%%

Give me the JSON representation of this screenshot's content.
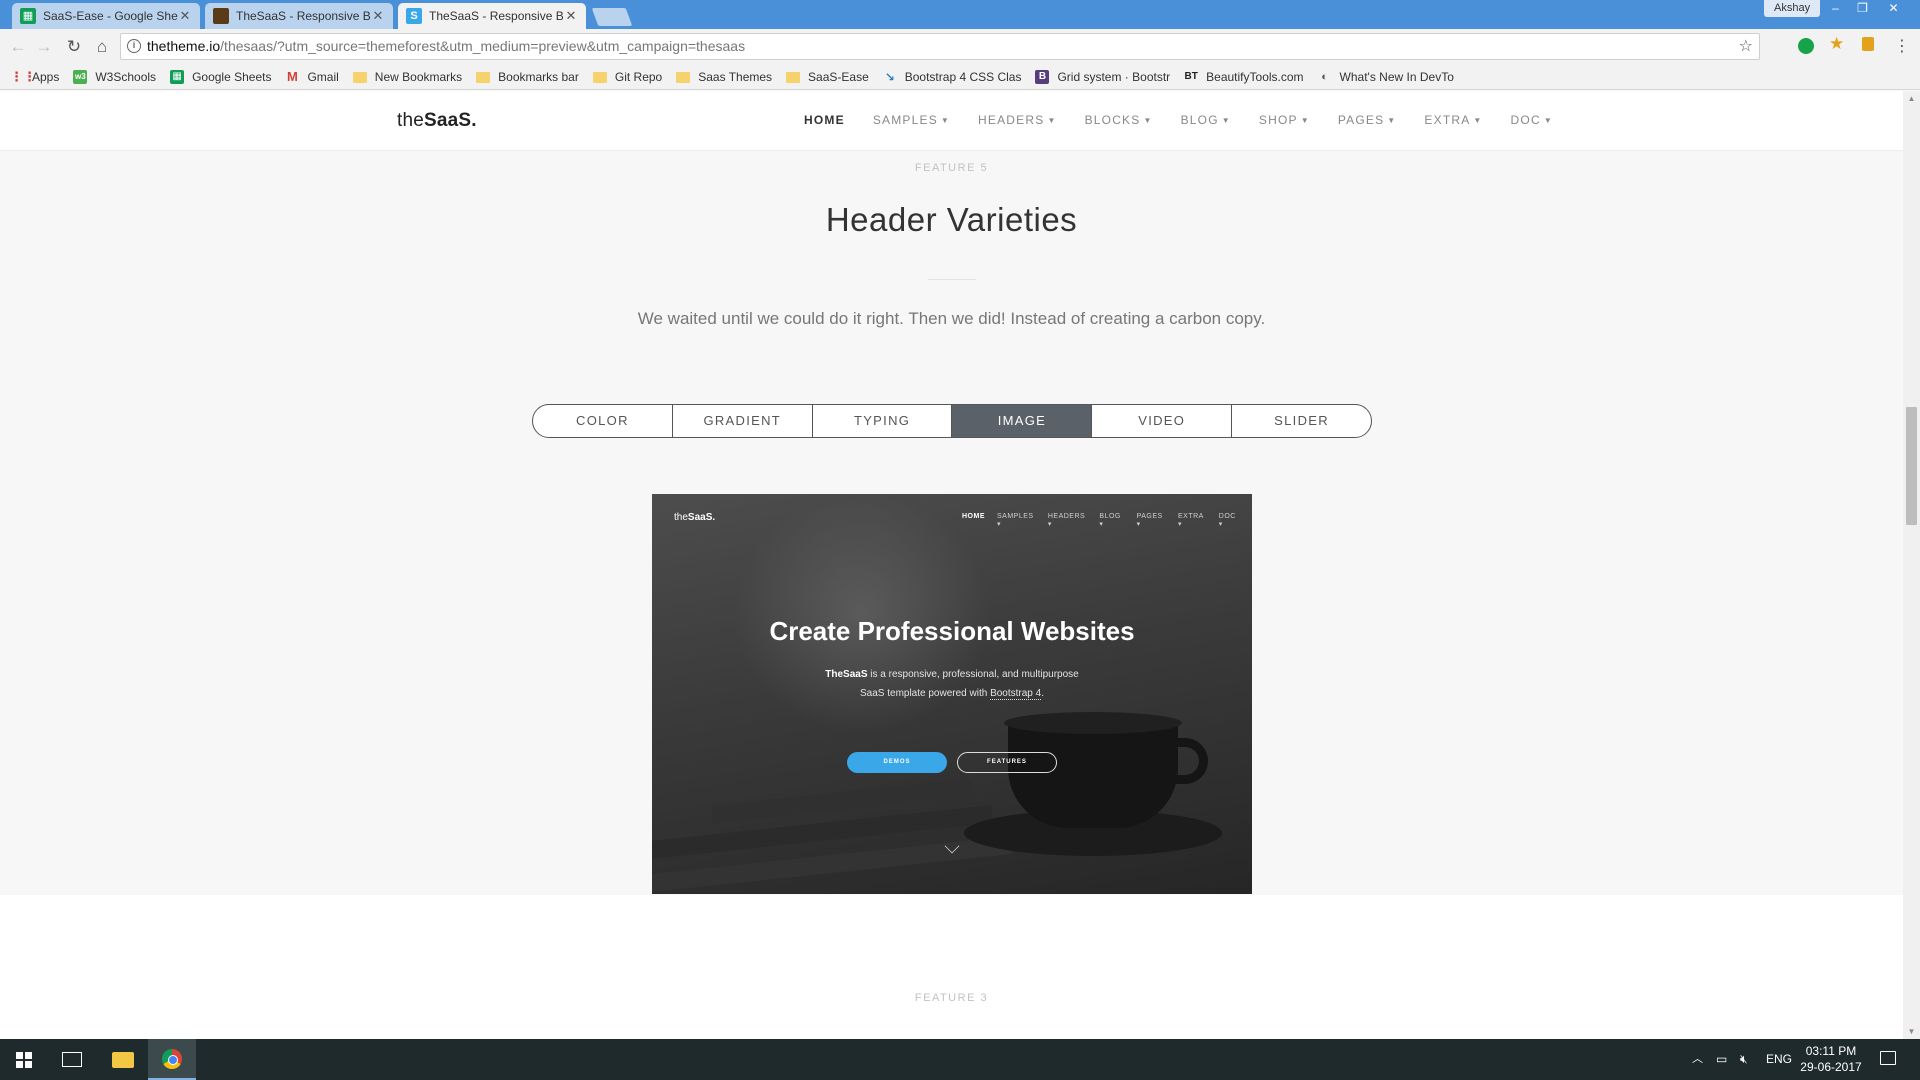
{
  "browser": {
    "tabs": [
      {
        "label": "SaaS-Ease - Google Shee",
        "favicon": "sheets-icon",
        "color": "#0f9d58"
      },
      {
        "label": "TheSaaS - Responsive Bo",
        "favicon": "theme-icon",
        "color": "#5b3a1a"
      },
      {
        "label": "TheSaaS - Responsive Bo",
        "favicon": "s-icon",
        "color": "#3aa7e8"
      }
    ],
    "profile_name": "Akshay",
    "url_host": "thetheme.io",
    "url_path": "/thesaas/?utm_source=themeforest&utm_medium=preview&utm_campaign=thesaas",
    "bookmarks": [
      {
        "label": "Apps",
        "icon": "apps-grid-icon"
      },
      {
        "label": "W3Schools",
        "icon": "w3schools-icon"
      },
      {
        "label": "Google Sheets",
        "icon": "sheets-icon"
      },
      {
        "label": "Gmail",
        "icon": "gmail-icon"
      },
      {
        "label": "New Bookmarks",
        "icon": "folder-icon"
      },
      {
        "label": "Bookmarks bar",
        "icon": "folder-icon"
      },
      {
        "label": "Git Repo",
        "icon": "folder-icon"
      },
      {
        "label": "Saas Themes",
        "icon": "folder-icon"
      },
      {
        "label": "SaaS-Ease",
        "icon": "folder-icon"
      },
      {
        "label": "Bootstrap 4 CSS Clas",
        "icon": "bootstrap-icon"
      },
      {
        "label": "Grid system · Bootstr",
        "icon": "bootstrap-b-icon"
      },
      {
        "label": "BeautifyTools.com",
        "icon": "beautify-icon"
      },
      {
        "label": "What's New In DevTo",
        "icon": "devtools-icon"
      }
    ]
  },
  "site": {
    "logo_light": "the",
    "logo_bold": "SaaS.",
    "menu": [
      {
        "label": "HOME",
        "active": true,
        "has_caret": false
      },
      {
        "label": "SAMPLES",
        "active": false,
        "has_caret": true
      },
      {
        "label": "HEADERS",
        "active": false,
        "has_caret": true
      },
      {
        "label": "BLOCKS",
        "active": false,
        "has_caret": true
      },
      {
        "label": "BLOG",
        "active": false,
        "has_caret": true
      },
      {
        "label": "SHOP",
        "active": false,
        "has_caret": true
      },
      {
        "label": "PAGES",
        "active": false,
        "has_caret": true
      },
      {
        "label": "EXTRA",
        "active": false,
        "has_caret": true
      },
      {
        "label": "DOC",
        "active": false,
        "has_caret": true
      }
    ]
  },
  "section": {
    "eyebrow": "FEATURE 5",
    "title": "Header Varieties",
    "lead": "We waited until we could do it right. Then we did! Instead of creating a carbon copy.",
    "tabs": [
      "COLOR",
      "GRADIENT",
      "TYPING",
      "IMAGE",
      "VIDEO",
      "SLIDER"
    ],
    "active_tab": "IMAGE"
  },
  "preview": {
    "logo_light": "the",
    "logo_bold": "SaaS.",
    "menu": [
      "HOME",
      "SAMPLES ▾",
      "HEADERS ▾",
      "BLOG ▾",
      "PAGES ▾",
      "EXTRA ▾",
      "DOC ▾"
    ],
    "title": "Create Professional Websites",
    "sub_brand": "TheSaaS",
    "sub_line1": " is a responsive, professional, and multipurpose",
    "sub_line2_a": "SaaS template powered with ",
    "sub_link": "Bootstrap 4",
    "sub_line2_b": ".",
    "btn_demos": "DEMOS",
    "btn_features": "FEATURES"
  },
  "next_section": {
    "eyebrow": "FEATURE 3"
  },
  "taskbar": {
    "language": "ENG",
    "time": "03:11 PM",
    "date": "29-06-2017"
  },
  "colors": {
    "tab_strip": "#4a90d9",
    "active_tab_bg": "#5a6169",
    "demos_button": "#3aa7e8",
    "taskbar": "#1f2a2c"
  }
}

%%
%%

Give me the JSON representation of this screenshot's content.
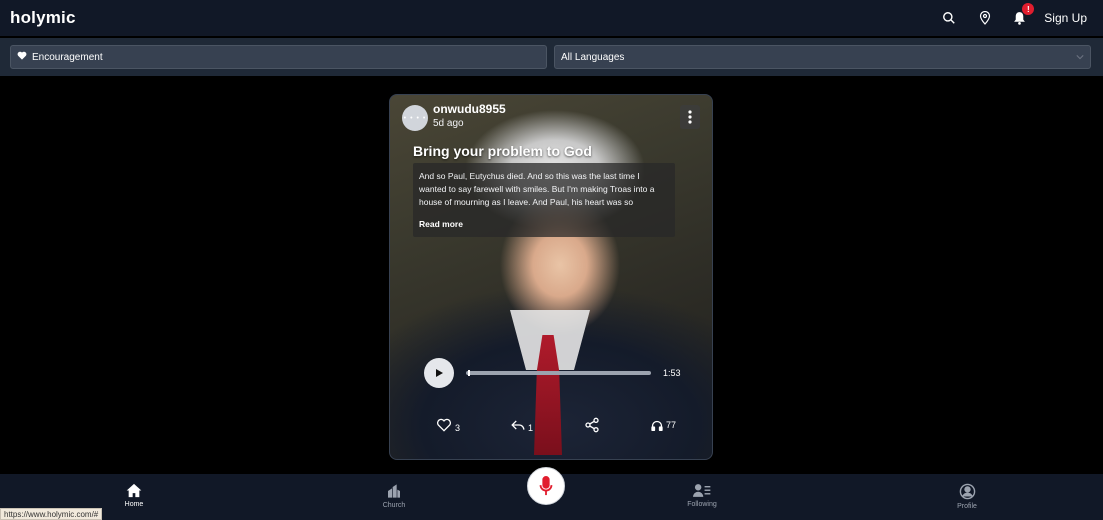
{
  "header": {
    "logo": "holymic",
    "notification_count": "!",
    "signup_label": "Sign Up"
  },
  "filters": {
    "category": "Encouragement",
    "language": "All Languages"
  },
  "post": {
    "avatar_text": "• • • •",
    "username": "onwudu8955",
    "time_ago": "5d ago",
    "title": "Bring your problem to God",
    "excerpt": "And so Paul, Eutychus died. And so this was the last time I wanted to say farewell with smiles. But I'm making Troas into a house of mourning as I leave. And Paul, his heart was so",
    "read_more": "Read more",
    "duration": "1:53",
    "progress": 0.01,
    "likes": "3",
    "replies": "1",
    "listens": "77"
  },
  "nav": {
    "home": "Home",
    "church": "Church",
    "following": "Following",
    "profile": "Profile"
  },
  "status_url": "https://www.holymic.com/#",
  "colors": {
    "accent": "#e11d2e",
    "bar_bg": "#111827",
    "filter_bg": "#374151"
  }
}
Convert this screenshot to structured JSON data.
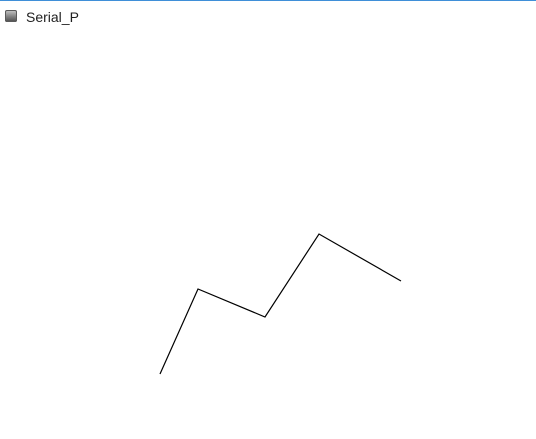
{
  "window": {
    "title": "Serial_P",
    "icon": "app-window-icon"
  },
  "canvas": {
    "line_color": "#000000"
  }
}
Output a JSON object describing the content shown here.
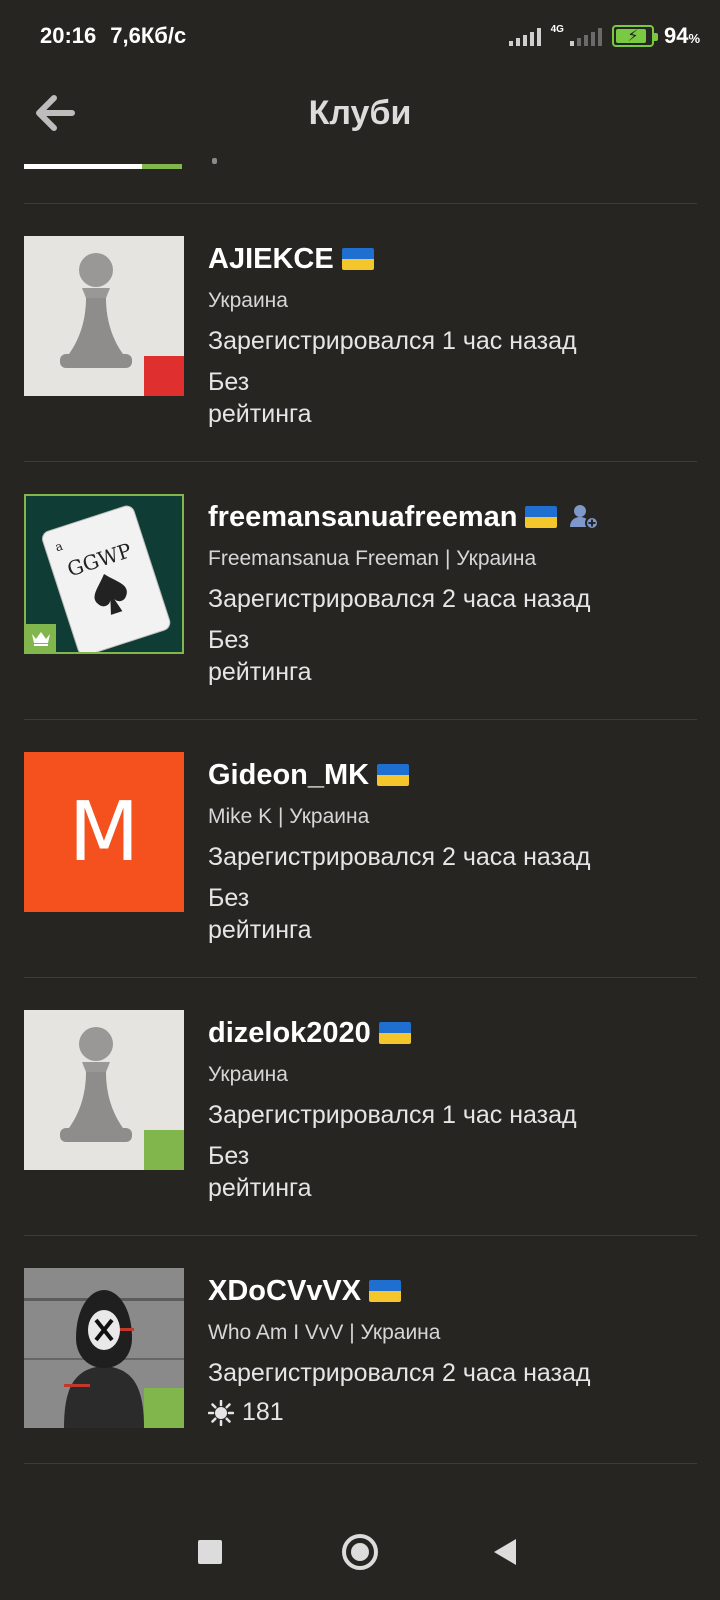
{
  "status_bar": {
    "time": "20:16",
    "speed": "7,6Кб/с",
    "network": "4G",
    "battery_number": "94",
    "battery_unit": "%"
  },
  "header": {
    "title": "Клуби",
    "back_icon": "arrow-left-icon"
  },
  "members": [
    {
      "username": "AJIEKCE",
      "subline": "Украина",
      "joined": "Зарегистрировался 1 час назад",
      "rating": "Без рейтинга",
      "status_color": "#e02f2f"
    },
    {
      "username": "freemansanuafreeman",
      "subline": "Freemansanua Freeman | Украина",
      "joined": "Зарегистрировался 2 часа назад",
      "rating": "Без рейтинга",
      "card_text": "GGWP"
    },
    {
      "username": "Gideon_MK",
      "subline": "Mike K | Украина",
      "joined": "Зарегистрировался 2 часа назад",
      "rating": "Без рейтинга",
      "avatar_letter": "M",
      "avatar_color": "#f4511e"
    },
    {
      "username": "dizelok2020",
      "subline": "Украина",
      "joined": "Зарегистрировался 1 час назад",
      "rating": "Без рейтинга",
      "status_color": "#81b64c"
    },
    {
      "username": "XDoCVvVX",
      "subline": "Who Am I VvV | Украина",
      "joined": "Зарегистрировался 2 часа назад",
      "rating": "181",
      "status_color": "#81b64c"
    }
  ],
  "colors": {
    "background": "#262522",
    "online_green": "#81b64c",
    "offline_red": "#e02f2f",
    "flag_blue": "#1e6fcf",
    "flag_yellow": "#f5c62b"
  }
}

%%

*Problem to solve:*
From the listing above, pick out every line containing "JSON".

*Answer space:*
Give me the JSON representation of this screenshot's content.
Give me the JSON representation of this screenshot's content.
Convert this screenshot to structured JSON data.
Output a JSON object describing the content shown here.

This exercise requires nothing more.